A hash value of 3 is shown in the second test and corresponds to the simplest possible input 0. The first test already looks suspiciously similar to our reported reproducer of the bug, -17, as it also crashes the program with an arithmetic exception. After further investigation we can confirm that -9 reproduces the same problem. We divide -9 by three in the first iteration, obtaining -3 and with the update of the divisor, setting it to zero. This is crashing the program with a division by zero error – the error chain of -17 is just more complex.

#iteration in div
0 -5 -2
1 2 0

To fix this bug, we could just exchange the divisor and input at the division operation: in = div / in;. This way it doesn’t matter if the divisor ever becomes zero. Even though this would fix the bug for -17, it instantly introduces a new one because now we have a division by zero exception in case the input is zero. Luckily our unit tests generated by Symflower would immediately notify us of this mistake since they already include a test case where in=0. A proper fix would be to explicitly catch the case where the divisor turns zero and resetting it.

if (div == 0)
	div = 3;
pin = pin / div;

Let’s generate the unit tests one more time with Symflower:

public class HashingSymflowerTest {
	@Test
	public void babyHash1() {
		int pin = -15;
		int expected = 3;
		int actual = crypto.Hashing.babyHash(pin);

		assertEquals(expected, actual);
	}

	@Test
	public void babyHash2() {
		int pin = 0;
		int expected = 3;
		int actual = crypto.Hashing.babyHash(pin);

		assertEquals(expected, actual);
	}
}

Here we have again the simplest case plus a unit test now closely resembling the original bug where the division by zero happened during the first iteration. This case -15 is chosen over the -9 such that the loop is executed at least once, therefore increasing the coverage on the code snippet.

In case you’re interested in how Symflower covers your code, feel free to check out our blog post about code coverage types.

Roundup

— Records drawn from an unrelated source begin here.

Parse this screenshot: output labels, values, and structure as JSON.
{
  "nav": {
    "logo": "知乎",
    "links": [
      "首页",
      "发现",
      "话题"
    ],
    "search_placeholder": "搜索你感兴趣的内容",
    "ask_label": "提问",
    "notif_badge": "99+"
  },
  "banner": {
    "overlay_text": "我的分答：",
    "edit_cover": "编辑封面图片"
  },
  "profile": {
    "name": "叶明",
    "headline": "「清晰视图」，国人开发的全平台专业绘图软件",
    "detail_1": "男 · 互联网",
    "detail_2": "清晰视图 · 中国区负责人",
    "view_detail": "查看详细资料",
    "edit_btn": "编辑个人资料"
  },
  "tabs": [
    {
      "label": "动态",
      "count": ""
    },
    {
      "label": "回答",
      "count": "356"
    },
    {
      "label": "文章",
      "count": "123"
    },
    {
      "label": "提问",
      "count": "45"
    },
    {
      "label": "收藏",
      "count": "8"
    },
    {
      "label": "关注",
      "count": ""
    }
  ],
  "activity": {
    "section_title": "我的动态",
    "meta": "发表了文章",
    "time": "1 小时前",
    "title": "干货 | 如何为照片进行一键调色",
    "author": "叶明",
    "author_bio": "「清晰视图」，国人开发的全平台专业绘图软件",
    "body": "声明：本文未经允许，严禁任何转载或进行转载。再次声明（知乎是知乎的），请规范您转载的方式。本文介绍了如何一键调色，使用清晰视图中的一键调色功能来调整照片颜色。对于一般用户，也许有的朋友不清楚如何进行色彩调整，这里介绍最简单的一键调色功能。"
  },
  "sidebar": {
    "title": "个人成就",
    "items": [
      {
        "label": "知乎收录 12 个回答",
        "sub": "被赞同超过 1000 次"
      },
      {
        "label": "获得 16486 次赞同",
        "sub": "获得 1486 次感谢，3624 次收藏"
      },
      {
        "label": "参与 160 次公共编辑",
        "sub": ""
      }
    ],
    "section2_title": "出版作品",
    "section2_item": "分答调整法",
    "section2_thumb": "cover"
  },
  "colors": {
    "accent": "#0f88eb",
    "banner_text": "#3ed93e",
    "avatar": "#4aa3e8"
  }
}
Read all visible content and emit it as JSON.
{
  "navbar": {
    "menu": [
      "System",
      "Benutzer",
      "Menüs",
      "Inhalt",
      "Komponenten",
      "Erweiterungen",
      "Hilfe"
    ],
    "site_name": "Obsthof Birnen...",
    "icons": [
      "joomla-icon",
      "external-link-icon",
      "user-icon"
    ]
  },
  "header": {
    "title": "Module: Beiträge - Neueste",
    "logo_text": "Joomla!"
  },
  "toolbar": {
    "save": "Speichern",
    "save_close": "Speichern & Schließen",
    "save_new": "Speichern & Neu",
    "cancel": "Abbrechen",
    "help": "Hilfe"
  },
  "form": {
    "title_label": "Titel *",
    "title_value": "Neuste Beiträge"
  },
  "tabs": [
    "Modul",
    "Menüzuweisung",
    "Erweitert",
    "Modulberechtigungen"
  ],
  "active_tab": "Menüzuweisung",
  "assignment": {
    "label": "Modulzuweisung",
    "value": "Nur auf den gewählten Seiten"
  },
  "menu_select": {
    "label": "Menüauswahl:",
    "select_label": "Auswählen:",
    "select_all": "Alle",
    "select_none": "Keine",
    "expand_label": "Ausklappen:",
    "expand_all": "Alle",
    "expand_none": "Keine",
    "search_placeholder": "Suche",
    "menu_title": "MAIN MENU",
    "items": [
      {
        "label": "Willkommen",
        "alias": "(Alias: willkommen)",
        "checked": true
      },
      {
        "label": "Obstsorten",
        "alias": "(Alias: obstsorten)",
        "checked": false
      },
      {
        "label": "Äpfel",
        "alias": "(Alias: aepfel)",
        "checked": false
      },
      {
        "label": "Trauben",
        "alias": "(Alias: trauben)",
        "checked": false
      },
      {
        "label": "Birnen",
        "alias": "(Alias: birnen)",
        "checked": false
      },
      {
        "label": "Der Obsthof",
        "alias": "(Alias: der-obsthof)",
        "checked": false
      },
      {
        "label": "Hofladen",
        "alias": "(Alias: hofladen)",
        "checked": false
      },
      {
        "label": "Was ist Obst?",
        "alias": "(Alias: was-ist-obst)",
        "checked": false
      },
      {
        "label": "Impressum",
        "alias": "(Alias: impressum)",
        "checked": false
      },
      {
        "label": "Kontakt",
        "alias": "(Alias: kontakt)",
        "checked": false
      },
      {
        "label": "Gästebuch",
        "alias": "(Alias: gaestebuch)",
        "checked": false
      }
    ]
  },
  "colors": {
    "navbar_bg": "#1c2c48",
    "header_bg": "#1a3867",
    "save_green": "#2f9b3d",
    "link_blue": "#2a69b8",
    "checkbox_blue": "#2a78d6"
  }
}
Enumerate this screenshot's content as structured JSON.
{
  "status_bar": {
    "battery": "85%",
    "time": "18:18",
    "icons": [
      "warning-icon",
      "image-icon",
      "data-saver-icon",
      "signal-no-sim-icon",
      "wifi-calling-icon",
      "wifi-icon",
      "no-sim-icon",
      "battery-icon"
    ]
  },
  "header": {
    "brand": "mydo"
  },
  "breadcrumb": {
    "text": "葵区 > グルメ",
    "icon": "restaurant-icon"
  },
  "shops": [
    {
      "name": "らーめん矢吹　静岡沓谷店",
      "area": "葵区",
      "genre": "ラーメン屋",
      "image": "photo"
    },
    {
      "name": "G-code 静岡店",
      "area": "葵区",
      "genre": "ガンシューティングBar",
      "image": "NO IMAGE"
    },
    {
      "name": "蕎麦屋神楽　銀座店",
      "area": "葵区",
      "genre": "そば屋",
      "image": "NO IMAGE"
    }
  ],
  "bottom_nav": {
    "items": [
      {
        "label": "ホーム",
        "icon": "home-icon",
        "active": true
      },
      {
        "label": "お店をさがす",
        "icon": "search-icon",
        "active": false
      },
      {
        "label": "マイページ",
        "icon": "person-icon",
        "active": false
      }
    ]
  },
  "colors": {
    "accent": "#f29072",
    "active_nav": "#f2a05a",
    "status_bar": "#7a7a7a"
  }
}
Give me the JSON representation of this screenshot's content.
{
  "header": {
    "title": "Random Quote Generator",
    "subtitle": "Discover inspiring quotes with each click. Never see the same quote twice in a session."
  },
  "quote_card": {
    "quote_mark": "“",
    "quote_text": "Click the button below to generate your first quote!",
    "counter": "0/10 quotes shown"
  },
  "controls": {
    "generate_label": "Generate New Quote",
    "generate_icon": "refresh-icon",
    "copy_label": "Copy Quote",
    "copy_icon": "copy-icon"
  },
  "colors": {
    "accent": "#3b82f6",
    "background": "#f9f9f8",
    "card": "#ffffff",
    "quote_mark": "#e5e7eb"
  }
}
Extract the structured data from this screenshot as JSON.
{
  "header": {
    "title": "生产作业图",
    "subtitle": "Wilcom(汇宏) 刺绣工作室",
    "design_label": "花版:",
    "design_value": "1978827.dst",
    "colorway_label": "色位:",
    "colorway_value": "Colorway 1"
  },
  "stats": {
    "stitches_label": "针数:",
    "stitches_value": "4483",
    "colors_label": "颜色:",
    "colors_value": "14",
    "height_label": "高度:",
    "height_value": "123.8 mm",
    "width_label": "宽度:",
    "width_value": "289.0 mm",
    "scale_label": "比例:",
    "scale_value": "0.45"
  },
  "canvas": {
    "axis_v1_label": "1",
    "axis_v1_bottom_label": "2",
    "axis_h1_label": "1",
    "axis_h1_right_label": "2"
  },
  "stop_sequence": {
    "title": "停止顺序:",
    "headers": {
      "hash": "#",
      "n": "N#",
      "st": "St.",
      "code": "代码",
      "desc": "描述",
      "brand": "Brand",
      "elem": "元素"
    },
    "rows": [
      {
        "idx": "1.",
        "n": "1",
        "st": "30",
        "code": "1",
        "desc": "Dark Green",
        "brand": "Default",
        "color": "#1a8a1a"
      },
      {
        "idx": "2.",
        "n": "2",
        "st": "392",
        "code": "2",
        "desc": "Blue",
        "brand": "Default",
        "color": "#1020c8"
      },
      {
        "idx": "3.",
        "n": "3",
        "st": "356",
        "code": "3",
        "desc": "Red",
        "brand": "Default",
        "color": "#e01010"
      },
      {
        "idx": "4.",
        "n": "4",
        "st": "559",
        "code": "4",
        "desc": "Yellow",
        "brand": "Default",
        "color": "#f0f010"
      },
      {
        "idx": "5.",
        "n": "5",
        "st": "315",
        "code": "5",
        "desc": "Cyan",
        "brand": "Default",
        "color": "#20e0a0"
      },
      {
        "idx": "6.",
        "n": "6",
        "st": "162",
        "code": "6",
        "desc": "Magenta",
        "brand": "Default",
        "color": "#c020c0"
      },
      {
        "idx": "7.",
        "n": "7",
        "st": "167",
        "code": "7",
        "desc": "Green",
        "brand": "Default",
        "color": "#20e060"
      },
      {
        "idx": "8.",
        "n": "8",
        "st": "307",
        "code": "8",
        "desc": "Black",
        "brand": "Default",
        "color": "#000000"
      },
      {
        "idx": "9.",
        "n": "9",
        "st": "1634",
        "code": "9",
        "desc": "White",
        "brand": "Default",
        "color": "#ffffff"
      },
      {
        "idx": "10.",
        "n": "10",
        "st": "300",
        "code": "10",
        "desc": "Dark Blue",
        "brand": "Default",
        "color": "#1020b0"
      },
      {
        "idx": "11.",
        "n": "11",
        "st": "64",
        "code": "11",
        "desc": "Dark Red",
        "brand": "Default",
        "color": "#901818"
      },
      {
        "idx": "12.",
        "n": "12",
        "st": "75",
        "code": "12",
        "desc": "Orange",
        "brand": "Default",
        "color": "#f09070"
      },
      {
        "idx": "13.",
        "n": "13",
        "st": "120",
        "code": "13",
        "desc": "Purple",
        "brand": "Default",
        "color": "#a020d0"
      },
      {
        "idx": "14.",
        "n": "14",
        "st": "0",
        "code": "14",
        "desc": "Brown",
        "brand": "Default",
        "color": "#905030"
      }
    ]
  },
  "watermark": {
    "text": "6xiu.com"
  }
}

Symflower can be extremely useful when it comes to finding simple reproducers for bugs. Additionally, Symflower automatically generated a unit test suite for the existing implementation such that we can be sure that we don’t have any unwanted behavior change after fixing a bug or even just adding a new feature.

If you’ve enjoyed this little workshop please subscribe to our newsletter to be notified of any future posts on coding, testing and new features of Symflower. Feel free to share this article with your colleagues and friends via Twitter, LinkedIn or Facebook, if you want to help them make their debugging journeys less painful and more rewarding.

Technical | 2022-04-09